The development of LED lights over the last couple of years has been quite interesting to follow. 10 years ago, LEDs were the last type of light I’d use for any kind of serious video work, but since then they’ve come a very long way. They’ve become more consistent and colour accurate with high CRI […]
The post Westcott’s new portable LED makes using modifiers easy appeared first on DIY Photography.
Doctors say they have “never seen anything like this” – with the longest worm 27cm (11in) long.
It’s hard to say much about the next generation mirrorless medium format cameras at this point-even the rumor mill has been quiet-but if you look at Sony’s recently updated sensor roadmap, you can confidently assert one thing: the next-gen Fujifilm GFX and Hasselblad X1D models will contain a 100MP backside illuminated sensor with twice the readout speed of the current models.
This is a BIG deal.
It seems like just yesterday (it wasn’t) Sony released the a7R II, the first camera with a full-frame BSI sensor. But they’re already planning to scale that tech up to medium format in 2018. In fact, their 2018 sensor lineup includes two new MF sensors: a 100MP BSI 44×33 sensor and a 150MP BSI 55x41mm sensor.

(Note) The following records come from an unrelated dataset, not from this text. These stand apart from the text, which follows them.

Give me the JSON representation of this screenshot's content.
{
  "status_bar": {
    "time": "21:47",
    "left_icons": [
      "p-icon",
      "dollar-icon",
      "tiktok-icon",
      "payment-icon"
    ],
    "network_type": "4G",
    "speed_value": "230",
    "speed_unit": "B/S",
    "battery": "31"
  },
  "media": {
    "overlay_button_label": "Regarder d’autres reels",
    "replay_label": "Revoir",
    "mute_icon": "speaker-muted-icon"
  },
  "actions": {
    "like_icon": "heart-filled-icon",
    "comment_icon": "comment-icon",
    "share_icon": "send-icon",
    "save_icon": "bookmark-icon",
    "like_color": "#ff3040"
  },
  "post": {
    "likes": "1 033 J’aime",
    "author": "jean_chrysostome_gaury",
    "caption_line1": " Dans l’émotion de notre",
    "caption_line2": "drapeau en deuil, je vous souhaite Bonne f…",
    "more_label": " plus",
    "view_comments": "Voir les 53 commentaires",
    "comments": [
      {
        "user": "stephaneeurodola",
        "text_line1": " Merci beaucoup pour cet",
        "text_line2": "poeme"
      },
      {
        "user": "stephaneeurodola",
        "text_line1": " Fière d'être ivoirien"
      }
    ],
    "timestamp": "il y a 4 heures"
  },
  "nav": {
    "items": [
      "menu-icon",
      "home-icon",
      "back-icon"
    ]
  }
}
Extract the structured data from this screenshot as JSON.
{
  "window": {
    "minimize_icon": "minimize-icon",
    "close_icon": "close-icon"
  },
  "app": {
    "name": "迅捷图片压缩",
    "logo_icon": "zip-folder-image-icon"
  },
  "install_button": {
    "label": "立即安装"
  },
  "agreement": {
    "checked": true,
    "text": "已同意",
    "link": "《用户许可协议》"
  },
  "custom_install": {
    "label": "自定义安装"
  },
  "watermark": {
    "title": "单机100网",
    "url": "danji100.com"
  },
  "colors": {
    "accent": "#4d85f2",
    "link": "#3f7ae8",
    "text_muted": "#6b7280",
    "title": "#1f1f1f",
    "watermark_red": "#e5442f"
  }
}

These sensors first appeared on the roadmap back in April, but they only received their official announcement on Sony’s Semiconductor website on November 9th. That’s when Sony revealed the readout speeds of the new sensors, which is what really caught our eye.
The IMX161 is the chip (with some modifications…) that you find inside the current stock of 44x33mm medium format cameras-the X1D-50c, the GFX 50S, and the Pentax 645Z. That sensor’s max readout is 3.3 fps, and it offers 50MP of resolution. The upcoming IMX461 that you’ll very likely find in the next-generation models of these same cameras not only doubles the resolution to 100MP, it also nearly doubles the max readout speed to 6fps at 14-bit.
For the next Pentax model, that might not make a huge difference, since it’s a DSLR. But for the next Hasselblad X1D and Fujifilm GFX models, which are mirrorless and require on-sensor AF, that will make a huge difference in performance. Plus, the new sensor can record video at both 4K/30fps and 8K/18fps at 12-bit, which means it should comfortably capture the 8-bit and 10-bit flavors we’re more accustomed to seeing.
For fans of ‘real’ medium format digital (55x41mm sensor), keep an eye out for the IMX411 to show up in a PhaseOne camera of the future. That sensor is also backside illuminated, ups the resolution to 150MP, and can shoot 12-bit 4K/30fps and 8K/16fps.
Mitakon has relaunched its Speedmaster 135mm F1.4 lens, now offering it in 7 mount options: Sony A, Sony E, Canon EF, Nikon F, Fujifilm G, Pentax K, and Leica L (the listing says Leica T). This Mitakon lens features an F1.4 to F16 aperture alongside a clickless manual focusing ring, 1.6 meter minimum focusing distance, 11 elements in 5 groups (including three large extra-low dispersion elements), and a weight of 3kg / 6.6lbs.
Mitakon’s lens caught popular attention a couple years back as the world’s fastest 135mm lens. As with its original launch back in October 2015, the Speedmaster 135mm F1.4 lens is priced at $3,000. The lens is currently listed for pre-order through the Shotenkobo Online Store with a reservation price of ¥60,000 / $530 USD.